At the foot of one of these squats me I (il penseroso), and there I grow to the trunk for a whole morning. The timorous hare and sportive squirrel gambol around me, like Adam in paradise, before he had an Eve; but I think he did not use to read Virgil, as I commonly do there. In this situation I often converse with my Horace, aloud too; that is, talk to you; but I do not remember that I ever heard you
I beg pardon for taking all the conversation to myself; but it is entirely your own fault. We have old Mr. Southernt at a gentleman's house, a little way off, who often comes to see us; he is now seventy-seven years old, and has almost wholly lost his memory, but is as agreeable as an old man can be; at least I persuade myself so when I look at him, and think of Isabella and Oroonoko. I shall be in town in about three weeks. Adieu."
* "Reverend vegetable” is a phrase of Steele's for a common-place old man.
+ Southern lived nine years longer. When he was a young man, he knew Dryden; and here is Gray, a youth, in company with Dryden's acquaintance. It is always pleasant to observe these links of celebrity.
TO RICHARD WEST.*
[BAD SPIRITS—RECOLLECTIONS OF HUSBANDS AND STATESMEN
LONDON, May 27th, 1742. MINE, you are to know, is a white melancholy, or rather
leucocholy,t for the most part; which, though it seldom laughs, or dances, nor ever amounts to what one calls joy or pleasure, yet is a good easy sort of a state, and ça ne laisse que de s'amuser. I The only fault of it is insipidity; which is apt now and then to give a sort of ennui, which makes one form certain little wishes that signify nothing. But there is another sort, black indeed, which I have now and then felt, that has somewhat in it like Tertullian's rule of faith, “ credo quia impossibile est,”$ for it believes, nay, is sure of everything that is unlikely, so it be but frightful; and, on the other hand, excludes and shuts its eyes to the most possible hopes, and everything that is pleasurable. From this, the Lord deliver us; for none but he and sunshiny weather can do it. In hopes of enjoying this kind of weather, I am going into the country for a few weeks, but shall be never the nearer any society, so if you have any
* Son of the Lord Chancellor of Ireland, by a daughter of Bishop Burnet. His tastes were very like Gray's, and he promised to attain celebrity, but died of a consumption the year following the date of this letter, at the age of twenty-six.
† Melancholy signifying black choler, leucocholy would be white choler. Gray pleasantly coins the word for the occasion.
# Does nothing but trifle.

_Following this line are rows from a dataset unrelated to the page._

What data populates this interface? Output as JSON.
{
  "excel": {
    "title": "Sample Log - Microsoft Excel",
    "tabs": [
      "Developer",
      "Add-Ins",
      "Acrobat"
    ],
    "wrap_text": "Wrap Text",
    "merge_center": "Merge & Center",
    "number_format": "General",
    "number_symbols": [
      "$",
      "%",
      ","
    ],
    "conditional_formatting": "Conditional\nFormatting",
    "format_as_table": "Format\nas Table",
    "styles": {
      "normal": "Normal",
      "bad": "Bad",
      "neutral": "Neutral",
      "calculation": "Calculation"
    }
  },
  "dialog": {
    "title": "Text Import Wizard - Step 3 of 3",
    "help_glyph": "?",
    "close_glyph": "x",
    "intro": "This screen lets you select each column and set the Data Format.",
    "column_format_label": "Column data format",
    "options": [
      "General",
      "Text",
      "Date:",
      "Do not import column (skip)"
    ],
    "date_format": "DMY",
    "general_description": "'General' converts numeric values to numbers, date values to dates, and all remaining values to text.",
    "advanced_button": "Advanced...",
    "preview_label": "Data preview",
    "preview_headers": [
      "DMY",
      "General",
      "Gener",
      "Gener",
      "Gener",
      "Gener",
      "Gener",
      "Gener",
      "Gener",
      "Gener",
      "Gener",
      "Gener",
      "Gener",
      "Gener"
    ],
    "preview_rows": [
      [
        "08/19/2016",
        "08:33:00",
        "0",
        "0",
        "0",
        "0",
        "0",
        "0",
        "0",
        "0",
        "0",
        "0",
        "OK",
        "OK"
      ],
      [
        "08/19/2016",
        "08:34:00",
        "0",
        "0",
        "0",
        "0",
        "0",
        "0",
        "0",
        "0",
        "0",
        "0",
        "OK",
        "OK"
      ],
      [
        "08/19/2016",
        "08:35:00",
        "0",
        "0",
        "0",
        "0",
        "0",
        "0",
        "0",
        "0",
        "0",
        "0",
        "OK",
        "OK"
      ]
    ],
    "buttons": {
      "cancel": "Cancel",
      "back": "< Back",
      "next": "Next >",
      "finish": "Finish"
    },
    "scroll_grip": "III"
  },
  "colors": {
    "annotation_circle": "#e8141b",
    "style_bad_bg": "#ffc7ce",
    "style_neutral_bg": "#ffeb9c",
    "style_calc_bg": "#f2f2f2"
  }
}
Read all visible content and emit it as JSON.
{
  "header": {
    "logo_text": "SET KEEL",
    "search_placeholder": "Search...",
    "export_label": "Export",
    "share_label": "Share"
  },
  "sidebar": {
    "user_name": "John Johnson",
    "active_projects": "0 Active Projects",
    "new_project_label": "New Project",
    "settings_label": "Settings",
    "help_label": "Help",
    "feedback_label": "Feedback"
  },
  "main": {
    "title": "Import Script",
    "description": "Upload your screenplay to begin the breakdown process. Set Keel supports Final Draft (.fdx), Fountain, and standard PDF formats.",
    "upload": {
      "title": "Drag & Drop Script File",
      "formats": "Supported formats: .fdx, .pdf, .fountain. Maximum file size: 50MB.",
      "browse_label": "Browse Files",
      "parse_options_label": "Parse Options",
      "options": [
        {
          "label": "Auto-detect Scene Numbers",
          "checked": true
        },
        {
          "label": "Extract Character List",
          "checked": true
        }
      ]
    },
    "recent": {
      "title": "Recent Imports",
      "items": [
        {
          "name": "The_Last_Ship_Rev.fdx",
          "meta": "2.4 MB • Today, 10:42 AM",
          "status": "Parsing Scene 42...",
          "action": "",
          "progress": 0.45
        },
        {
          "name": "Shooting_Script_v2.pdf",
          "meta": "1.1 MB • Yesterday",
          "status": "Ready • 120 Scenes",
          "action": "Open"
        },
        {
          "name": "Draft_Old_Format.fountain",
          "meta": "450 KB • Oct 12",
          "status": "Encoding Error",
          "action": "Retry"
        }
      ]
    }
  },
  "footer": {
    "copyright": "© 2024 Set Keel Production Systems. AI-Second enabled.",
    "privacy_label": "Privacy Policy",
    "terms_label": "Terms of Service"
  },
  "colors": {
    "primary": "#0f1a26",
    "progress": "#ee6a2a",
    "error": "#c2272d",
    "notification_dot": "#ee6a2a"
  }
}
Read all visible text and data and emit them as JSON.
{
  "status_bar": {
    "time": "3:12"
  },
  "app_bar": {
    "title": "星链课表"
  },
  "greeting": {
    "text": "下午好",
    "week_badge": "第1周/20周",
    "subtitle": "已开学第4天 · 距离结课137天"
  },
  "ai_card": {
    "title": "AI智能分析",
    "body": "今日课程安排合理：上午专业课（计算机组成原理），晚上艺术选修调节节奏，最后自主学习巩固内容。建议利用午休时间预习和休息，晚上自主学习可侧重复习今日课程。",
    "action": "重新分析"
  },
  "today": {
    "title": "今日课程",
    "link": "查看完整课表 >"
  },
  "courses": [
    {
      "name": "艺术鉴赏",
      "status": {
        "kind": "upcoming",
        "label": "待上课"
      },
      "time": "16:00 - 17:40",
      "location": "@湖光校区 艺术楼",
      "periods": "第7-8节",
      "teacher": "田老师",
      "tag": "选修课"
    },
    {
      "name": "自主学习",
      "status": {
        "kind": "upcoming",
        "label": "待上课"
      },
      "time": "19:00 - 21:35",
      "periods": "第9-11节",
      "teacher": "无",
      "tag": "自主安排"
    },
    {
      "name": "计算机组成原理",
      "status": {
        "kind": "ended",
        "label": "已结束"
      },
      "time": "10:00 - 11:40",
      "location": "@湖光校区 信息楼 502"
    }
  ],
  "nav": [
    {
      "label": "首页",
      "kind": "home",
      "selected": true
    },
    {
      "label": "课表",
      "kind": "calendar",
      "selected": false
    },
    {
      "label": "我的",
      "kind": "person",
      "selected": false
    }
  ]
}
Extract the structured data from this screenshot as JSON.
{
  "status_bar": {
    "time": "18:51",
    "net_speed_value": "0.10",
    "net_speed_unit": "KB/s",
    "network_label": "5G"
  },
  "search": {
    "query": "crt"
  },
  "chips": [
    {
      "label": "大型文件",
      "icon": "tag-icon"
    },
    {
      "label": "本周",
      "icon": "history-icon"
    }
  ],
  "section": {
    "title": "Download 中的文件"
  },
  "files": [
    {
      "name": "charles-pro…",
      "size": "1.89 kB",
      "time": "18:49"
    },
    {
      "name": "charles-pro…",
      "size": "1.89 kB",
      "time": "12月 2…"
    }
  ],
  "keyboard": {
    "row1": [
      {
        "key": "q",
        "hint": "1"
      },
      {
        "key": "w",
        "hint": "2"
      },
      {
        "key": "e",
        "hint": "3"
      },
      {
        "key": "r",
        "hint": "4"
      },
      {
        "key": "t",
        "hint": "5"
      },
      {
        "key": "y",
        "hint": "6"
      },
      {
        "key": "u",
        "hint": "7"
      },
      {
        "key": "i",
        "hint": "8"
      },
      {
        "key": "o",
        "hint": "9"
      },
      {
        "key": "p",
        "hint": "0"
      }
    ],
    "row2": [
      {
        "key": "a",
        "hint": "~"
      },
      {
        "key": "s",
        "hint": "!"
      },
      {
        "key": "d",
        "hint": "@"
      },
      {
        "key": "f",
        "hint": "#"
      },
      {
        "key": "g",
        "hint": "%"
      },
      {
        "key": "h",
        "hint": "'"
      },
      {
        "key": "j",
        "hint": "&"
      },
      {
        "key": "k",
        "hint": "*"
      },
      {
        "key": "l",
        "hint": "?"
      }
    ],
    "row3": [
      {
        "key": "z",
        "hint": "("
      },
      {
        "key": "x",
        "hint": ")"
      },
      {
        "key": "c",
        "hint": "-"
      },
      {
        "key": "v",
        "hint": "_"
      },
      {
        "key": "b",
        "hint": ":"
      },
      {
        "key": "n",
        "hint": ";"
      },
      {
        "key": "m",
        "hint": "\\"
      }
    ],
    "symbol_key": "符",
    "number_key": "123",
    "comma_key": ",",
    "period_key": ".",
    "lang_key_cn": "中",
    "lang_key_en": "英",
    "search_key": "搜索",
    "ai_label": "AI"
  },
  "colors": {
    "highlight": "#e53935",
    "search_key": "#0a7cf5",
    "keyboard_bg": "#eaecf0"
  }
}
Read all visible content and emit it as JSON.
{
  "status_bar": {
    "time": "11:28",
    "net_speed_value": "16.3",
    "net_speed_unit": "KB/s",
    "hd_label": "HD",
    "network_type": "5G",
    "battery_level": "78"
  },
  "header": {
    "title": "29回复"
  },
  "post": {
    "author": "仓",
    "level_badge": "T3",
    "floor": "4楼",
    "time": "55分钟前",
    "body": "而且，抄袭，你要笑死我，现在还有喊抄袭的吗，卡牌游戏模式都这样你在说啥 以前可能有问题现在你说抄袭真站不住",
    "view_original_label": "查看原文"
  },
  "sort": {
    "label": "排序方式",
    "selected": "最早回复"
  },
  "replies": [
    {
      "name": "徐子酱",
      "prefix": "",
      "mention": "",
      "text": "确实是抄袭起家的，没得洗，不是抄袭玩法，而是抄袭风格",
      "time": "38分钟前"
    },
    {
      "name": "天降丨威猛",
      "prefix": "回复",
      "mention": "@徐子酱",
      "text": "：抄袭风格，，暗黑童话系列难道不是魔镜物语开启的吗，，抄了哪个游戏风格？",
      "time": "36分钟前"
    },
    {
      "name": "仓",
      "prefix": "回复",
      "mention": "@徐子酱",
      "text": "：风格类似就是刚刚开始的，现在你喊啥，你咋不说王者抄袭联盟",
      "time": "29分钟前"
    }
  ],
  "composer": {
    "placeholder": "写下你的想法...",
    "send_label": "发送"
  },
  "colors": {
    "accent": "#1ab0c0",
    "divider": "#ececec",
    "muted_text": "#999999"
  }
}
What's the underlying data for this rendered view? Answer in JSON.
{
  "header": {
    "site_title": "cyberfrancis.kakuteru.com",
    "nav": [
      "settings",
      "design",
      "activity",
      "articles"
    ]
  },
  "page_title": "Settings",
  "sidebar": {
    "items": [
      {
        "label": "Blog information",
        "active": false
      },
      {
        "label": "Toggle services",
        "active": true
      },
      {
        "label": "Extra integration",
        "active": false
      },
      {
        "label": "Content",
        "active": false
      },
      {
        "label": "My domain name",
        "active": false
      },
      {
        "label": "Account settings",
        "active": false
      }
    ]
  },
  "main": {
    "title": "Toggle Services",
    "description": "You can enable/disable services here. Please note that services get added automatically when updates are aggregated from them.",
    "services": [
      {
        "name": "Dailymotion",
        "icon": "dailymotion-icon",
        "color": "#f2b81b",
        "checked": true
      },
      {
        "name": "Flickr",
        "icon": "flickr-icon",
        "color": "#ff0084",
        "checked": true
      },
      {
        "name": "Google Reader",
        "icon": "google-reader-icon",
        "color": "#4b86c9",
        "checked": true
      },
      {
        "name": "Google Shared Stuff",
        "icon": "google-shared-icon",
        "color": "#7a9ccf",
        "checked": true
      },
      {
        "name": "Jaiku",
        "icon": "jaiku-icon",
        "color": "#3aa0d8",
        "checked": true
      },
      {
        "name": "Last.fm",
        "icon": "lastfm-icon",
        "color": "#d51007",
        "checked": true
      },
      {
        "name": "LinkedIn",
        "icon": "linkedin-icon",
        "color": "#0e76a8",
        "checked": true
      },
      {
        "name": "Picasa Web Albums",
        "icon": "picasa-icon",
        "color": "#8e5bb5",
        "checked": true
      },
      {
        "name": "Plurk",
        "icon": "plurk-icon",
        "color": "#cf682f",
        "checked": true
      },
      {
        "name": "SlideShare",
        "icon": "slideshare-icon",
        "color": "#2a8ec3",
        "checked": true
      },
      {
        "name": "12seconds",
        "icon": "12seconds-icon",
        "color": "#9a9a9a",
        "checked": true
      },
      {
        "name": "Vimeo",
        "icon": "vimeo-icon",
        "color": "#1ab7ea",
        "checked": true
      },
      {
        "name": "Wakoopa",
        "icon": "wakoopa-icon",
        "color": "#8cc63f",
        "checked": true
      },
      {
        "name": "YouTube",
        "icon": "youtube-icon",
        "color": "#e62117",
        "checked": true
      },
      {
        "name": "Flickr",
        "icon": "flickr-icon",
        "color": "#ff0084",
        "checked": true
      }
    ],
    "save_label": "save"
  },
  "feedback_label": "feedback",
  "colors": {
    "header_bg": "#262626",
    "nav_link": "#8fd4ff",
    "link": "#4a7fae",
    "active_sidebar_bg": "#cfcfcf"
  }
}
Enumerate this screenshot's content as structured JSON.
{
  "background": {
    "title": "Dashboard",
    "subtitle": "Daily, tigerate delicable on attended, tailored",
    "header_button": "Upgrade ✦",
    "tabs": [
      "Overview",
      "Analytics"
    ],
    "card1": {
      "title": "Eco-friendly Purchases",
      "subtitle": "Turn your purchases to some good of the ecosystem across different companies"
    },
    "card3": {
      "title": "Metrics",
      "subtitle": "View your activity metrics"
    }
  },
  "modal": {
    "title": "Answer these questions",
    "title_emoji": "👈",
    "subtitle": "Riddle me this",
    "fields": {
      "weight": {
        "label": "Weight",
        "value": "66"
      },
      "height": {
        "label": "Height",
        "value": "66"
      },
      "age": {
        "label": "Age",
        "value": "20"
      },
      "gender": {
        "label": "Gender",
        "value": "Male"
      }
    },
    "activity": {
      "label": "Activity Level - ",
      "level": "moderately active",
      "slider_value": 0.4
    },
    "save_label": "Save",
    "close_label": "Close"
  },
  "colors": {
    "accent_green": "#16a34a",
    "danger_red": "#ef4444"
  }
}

0 I believe because it is impossible. Gray might have added (and perhaps he meant to do so by what follows) that Tertullian, who was a cruel bigot, held another rule of faith, equally reasonable, namely, I believe because it is horrible.